Janie was determined to uncover the truth about her brother’s death. And, if she had to make a deal with the devil to untangle the lies and discover the true facts of what happened, then so be it.
The English Wife is a complex mystery with numerous surprises. There are many twisted players in this book, with their true natures, and intentions, well-hidden. Although this book is compelling and intriguing, I did find it confusing at times. All in all, though, it’s a great read.
Thank you, St. Martin’s Press and NetGalley, for my advanced review copy.
The English Wife is a new novel by Lauren Willig that takes us back in time to 1899. Annabelle Van Duyuil and her husband, Bayard (Bay) are holding a Twelfth Night Ball at their newly finished home Illyria. Later that evening, Bay is found stabbed to death in the folly and his sister, Janie catches a glimpse of Annabelle in the river. It is believed that Bay pushed Annabelle into the river and then killed himself. Annabelle’s body, though, is not found. There had been rumors swirling around society that Annabelle had been having an affair with the architect of Illyria. Janie does not believe the rumors and wants to discover what really happened that night at the ball. She knows that her mother would never hire a detective, so Janie seeks out assistance from reporter, James Burke. The pair delve into Annabelle and Bay’s lives seeking answers. The more Janie learns, the more she realizes how little she knew about her brother and his wife. Did one of their secrets get them killed? And why did Bay die with saying the name George?
The English Wife sounded like such a great book. A Gilded Age story with scandals, secrets and murder. The final product, though, was like being stuck in rush hour traffic. You move forward very, very slowly. The pace was slow, and the dialogue was awkward. There were a couple of good sections, but they were few (and did not make up for the rest of the book). There are numerous characters (with very similar names) and background stories on each of them. The book is written with one chapter in present time and the next chapter takes you back when Bay met Georgie. There are detailed descriptions of homes (inside and out), clothing, art, and plays (many discussions on Shakespeare plays). The author did capture the lifestyle of the rich living in 1899. The only likeable character is the reporter, James Burke. I quickly tired of Janie (whiny) and her overbearing, dominating mother. The author should have given Janie a strong backbone and a curious nature. Instead, she retreats into the wallpaper (very much the wallflower). There is a lot of repetition in the book. The mystery plays out slowly over the course of the novel and the reveal is anticlimactic. The identity of the killer was no surprise. The ending was disappointing with many threads left dangling. The author was attempting to capture the era with the writing style, but it comes across as contrived. The connections to the play Twelfth Night are apparent (for those who have read or seen Shakespeare’s play). The English Wife had potential, but it was not achieved. I found it a tedious book to read and I want the hours I spent reading it back.
Who did it?

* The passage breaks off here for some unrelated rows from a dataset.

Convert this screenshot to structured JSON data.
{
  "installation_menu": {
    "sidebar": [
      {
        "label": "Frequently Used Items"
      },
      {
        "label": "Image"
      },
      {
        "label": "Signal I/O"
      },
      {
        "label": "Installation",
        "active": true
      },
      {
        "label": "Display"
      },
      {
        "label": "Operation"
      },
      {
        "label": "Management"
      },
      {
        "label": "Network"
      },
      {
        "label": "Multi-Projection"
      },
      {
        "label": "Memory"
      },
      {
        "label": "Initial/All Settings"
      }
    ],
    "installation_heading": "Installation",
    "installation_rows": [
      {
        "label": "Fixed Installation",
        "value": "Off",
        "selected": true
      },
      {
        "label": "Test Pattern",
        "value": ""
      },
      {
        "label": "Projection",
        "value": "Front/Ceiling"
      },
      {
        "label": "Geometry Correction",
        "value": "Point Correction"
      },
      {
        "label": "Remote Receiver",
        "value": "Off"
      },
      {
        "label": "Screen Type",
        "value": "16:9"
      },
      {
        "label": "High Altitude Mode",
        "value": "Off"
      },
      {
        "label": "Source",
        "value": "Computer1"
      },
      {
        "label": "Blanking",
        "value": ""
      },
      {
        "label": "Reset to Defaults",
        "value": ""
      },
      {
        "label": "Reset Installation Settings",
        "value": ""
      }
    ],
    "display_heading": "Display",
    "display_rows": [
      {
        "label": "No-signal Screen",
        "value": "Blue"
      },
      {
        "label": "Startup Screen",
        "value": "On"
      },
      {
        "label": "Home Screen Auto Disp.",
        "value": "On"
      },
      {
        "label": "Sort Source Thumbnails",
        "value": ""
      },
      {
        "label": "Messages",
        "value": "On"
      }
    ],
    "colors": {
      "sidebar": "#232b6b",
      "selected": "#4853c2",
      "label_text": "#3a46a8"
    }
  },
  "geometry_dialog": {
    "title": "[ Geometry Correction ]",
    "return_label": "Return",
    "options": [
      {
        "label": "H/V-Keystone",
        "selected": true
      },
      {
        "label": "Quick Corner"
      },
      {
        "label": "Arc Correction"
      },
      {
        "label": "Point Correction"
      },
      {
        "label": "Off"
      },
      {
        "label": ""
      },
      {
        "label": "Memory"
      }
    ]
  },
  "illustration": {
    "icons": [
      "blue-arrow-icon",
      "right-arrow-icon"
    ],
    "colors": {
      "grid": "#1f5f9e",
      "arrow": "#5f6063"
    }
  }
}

I voluntarily read an Advance Review Copy of this book. This book starts out with a murder of Bay and Annabelle, his wife, is a suspect even though she disappears. The book goes back and forth in time which can be confusing at times. The book is full of suspense, mystery and there are secrets along the way. It is a good book to read but it is a little long.